      • Dittmar, Amy K. and Mahrt-Smith, Jan, “Corporate Governance and the Value of Cash Holdings. Journal of Financial Economics. (Forthcoming).
      • Gompers, P., Ishii, J., and Metrick, A. “Corporate governance and equity prices.” Quarterly Journal of Economics . 118 (2003), 107–155.
      • Graham, John R., Harvey, Campbell R. and Rajgopal, Shivaram, "The Economic Implications of Corporate Financial Reporting." Journal of Accounting and Economics . 40 (2005).
      • Koh, Kevin, Matsumoto, Dawn A. and Rajgopal, Shivaram, "Meeting or Beating Analyst Expectations in the Post-Scandals World: Changes in Stock Market Rewards and Managerial Actions" (October 5, 2006). Available at SSRN: http:// ssrn.com /abstract=879831

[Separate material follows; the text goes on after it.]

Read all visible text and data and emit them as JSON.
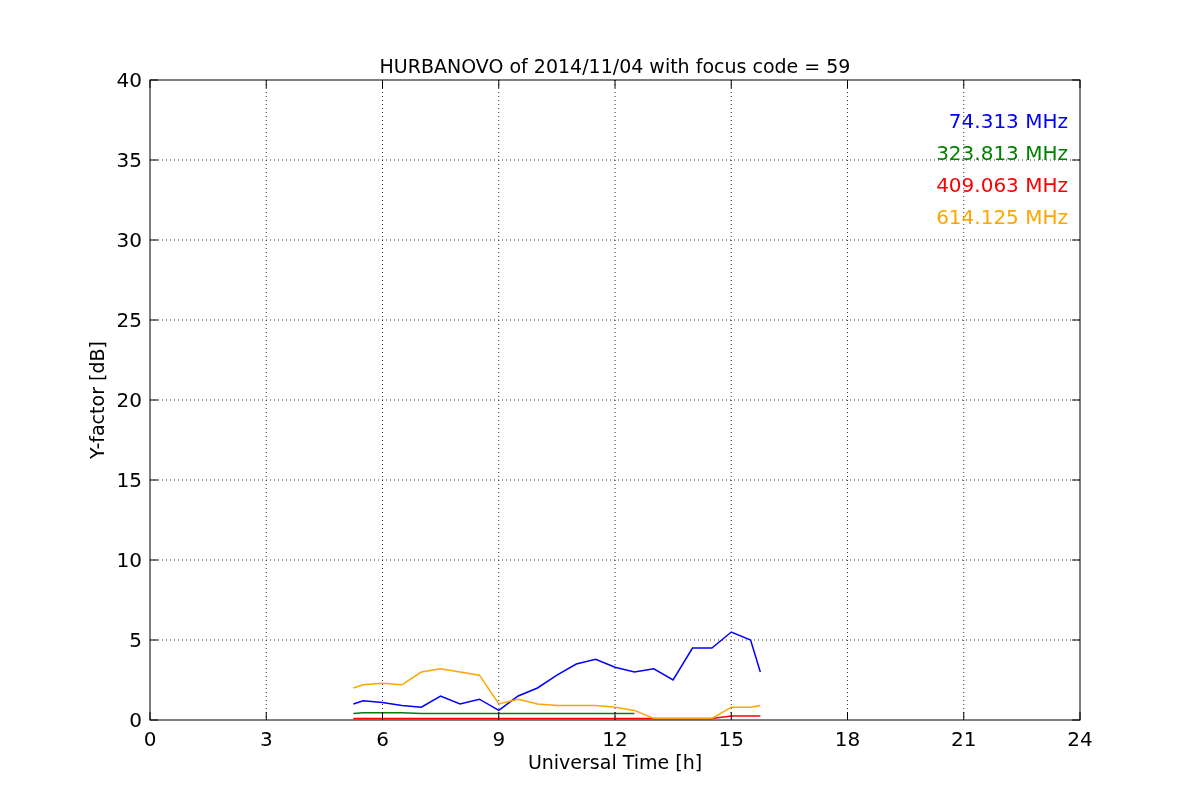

      • Lee, Charles M.C. and Ng, David, "Corruption and International Valuation: Does Virtue Pay?" (2006). Johnson School Research Paper No. 41-06. Available at SSRN: http:// ssrn.com /abstract=945629
      • Lehn, Kenneth, Patro, Sukesh and Zhao, Mengxin, "Governance Indices and Valuation Multiples: Which Causes Which?" (April 2006). Available at SSRN: http:// ssrn.com /abstract=810944
    • References
      • Lie, Erik. “On the Timing of CEO Stock Option Awards.” Management Science. 51 (2005), pp. 802-812. (Available online .)
      • Lie, Erik and Heron, Randall A. “Does Backdating Explain the Stock Price Pattern Around Executive Stock Option Grants?” (Forthcoming). Journal of Financial Economics . (Available online .)
      • Nocera, Joe. “Curiosity Has Its Merits and Its Profits.” The New York Times . September 23, 2006.
      • Roychowdhury, S. “Earnings Management through Real Activities Manipulation.” Journal of Accounting and Economics . 42 (2006), pp. 335-370.
      • Yermack, David. “Good Timing: CEO Stock Option Awards and Company News Announcements.” Journal of Finance . 52 (1997), pp. 449-476.
      • Yermack, David. “Flights of Fancy: Corporate Jets, CEO Perquisites, and Inferior Shareholder Returns.” Journal of Financial Economics . 80 (2006), pp. 211-242.
      • Timur Gök
      • Department of Finance
      • Northern Illinois University
      • DeKalb, IL 60115
      • [email_address]
      • 815/753-6395
      • Fair & Biased